Fanning says she'd be willing to pitch in, but adds, "it's unfortunate because it's a citywide problem. It's effecting all of Indianapolis, not just our little neighborhood [but] every neighborhood should get help with crime. That's why we pay taxes. I'd like to see the city lift the moratorium and pony up."
DPW spokesperson Stephanie Wilson said increasing street lighting is part of the mayor's strategic plan for public safety. She said DPW has been in talks with IMPD, IPL and neighborhood groups about ways to make that happen.
Marshall said the BRVA has also been exploring ways to increase lighting - possibly getting an electrical firm to charge a fixed price for installing "standard light poles that help with public safety but define the neighborhood as well." She said they were also looking into grants to offset some of the costs to residents.So why does the City now seem to think street lights for some neighborhoods like Broad Ripple is something the rest should be required to fund when everyone else has been forced to fend for themselves? I don't know what makes Broad Ripple residents so special, but it seems their woes receive an inordinate amount of attention in local press reports. A lot of their problems are of the making of the BRVA business owners, who seem unwilling to place any limits on new development subsidized by the rest of us or the number of bars and nightclubs they can cram into one small area. After a recent shooting incident, IMPD established a fortress in the Village to provide extra security, closing off Broad Ripple Avenue to late-night traffic on weekends. A GoFundMe site was even set up to help the BRVA pay for more added security costs that local media heavily promoted.

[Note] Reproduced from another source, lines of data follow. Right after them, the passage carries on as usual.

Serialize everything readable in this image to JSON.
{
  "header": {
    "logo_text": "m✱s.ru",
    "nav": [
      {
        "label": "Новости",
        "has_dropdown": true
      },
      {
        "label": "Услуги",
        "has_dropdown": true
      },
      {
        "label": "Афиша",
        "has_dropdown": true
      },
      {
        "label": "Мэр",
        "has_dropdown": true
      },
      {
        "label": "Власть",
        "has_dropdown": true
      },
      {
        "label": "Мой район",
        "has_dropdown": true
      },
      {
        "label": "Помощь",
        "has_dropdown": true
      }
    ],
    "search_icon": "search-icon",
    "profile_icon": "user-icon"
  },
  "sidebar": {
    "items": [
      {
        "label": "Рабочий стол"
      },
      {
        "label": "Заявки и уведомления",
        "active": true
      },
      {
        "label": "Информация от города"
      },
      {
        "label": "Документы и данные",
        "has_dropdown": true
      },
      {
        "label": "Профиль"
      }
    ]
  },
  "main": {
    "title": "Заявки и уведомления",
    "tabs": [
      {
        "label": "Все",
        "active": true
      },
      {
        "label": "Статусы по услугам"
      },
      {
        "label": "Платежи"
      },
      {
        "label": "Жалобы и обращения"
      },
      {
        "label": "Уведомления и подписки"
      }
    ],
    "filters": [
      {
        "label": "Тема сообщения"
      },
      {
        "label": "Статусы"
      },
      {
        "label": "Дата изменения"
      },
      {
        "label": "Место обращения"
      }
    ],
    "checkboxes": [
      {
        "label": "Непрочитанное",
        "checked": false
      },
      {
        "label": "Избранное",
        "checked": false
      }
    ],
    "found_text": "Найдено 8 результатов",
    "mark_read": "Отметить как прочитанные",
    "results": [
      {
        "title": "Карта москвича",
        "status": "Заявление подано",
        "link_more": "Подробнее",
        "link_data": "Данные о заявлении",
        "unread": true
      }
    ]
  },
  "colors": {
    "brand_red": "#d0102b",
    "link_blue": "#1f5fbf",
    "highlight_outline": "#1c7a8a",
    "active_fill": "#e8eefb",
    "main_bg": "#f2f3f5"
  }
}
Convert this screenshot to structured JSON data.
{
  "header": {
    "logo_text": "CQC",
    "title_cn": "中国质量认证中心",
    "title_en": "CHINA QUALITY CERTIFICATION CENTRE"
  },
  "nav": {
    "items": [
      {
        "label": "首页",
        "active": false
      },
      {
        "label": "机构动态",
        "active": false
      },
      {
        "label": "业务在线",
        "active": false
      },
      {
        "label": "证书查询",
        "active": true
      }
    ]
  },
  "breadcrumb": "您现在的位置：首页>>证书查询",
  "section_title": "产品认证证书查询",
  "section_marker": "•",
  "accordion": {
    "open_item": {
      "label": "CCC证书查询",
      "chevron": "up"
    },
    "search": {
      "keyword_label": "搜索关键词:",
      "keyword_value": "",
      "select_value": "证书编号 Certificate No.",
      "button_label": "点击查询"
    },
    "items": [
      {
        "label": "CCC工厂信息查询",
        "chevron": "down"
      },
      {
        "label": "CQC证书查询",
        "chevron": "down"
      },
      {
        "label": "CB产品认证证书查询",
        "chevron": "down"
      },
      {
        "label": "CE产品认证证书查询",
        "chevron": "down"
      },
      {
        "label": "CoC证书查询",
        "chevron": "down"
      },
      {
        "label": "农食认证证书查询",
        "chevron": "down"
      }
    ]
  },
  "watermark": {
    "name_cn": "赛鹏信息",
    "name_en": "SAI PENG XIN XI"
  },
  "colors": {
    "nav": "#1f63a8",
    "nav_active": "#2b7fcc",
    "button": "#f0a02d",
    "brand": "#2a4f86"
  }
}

The WTHR report also brings up the continued problem with parking even after city taxpayers were forced to chip in and contributed $6.5 million to one of the mayor's biggest campaign contributors, Ersal Ozdemir, to build a new parking garage that too few people reportedly use. Other neighborhoods near commercial areas have implemented residential parking permit programs to eliminate overflow parking problems in surrounding neighborhoods, but the BRVA tells WTHR that proved "too complicated." So do they expect city taxpayers to build yet another parking garage?